Exclusive Clip From ‘Farmland’ Addresses Disconnect Between Farmers and the Public

Farmland farm 1

Think you could be a farmer? Do you think you’d like to become one, maybe leave your rat race life and go work the land? It might sound nice, it might even sound relaxing, but it’s still really hard work. Perhaps it’s more rewarding at times, but often it’s a job, or a business even, just the same. And there’s new documentary that illustrates this really well from award-winning director James Moll (a rare documentarian to have an Oscar, Emmy and Grammy — now he just needs to get a Tony somehow for his EGOT honor). Titled Farmland, the film looks at the lives of a new generation of growers and ranchers.
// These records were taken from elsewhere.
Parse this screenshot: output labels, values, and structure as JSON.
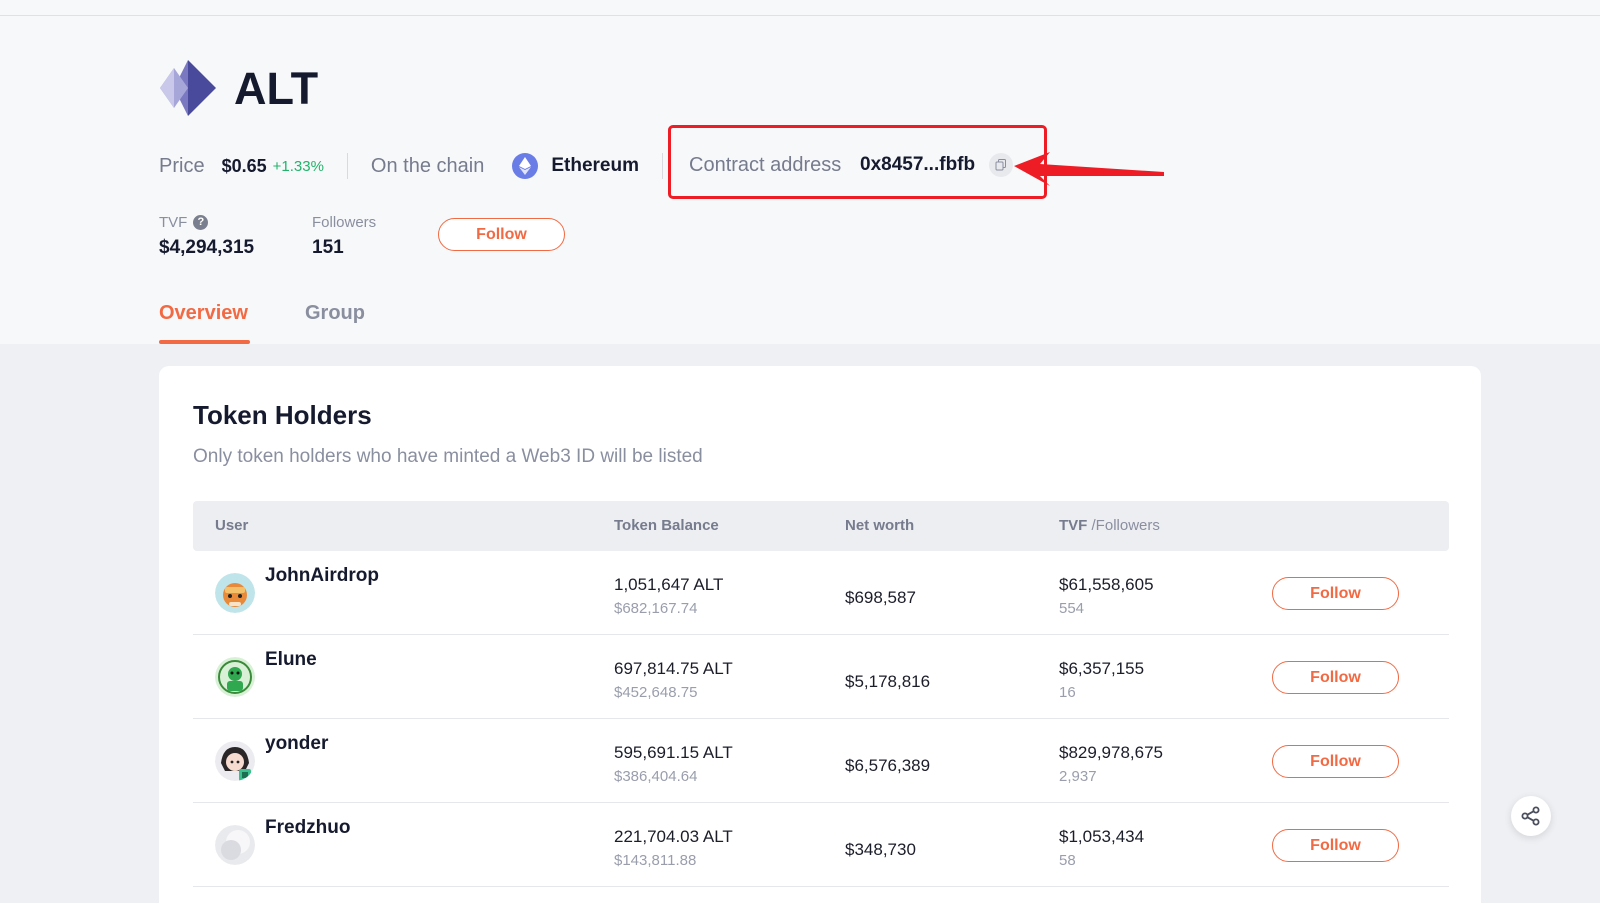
{
  "token": {
    "name": "ALT",
    "price_label": "Price",
    "price": "$0.65",
    "price_change": "+1.33%",
    "chain_label": "On the chain",
    "chain": "Ethereum",
    "contract_label": "Contract address",
    "contract": "0x8457...fbfb",
    "tvf_label": "TVF",
    "tvf": "$4,294,315",
    "followers_label": "Followers",
    "followers": "151",
    "follow_label": "Follow"
  },
  "tabs": [
    {
      "label": "Overview",
      "active": true
    },
    {
      "label": "Group",
      "active": false
    }
  ],
  "holders": {
    "title": "Token Holders",
    "subtitle": "Only token holders who have minted a Web3 ID will be listed",
    "columns": {
      "user": "User",
      "balance": "Token Balance",
      "networth": "Net worth",
      "tvf": "TVF",
      "followers": "/Followers"
    },
    "rows": [
      {
        "user": "JohnAirdrop",
        "balance": "1,051,647 ALT",
        "balance_usd": "$682,167.74",
        "networth": "$698,587",
        "tvf": "$61,558,605",
        "followers": "554",
        "follow": "Follow"
      },
      {
        "user": "Elune",
        "balance": "697,814.75 ALT",
        "balance_usd": "$452,648.75",
        "networth": "$5,178,816",
        "tvf": "$6,357,155",
        "followers": "16",
        "follow": "Follow"
      },
      {
        "user": "yonder",
        "balance": "595,691.15 ALT",
        "balance_usd": "$386,404.64",
        "networth": "$6,576,389",
        "tvf": "$829,978,675",
        "followers": "2,937",
        "follow": "Follow"
      },
      {
        "user": "Fredzhuo",
        "balance": "221,704.03 ALT",
        "balance_usd": "$143,811.88",
        "networth": "$348,730",
        "tvf": "$1,053,434",
        "followers": "58",
        "follow": "Follow"
      }
    ]
  },
  "colors": {
    "accent": "#f26a43",
    "positive": "#22b36b",
    "highlight": "#ee1c25",
    "chain": "#6a7ce6"
  },
  "icons": [
    "token-logo",
    "ethereum-icon",
    "copy-icon",
    "help-icon",
    "share-icon"
  ]
}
These subjects, all in their 20s, are a rarity right now, as a lot of children and grandchildren of the traditional American farmer is moving on to other kinds of work.

In the clip below, which we’re honored to be able to present, you mostly get to meet Margaret Schlass, who farms 18 acres of vegetables for a CSA (community supported agriculture) operation in Pennsylvania. Then there’s 25-year-old David Loberg, who now runs his fifth-generation family farm in Nebraska with his mother, plus he runs two related side operations and has a wife and child to be with, as well. And finally at the end of this clip encouraging the public to ask him anything about farming is Dylan Veldhuizen. He’s fourth generation, taking over his family farm in Minnesota. Outside of Schlass getting dirty and sweaty, you don’t get a full understanding of what their lives and duties entail, but that’s the job of the movie as a whole.

Are you intrigued to find out all that you don’t know? Farmland opens this Friday in Los Angeles and Chicago and screens in major cities nationwide Friday.

(Editor in Chief)

Christopher Campbell is the founding editor of Nonfics.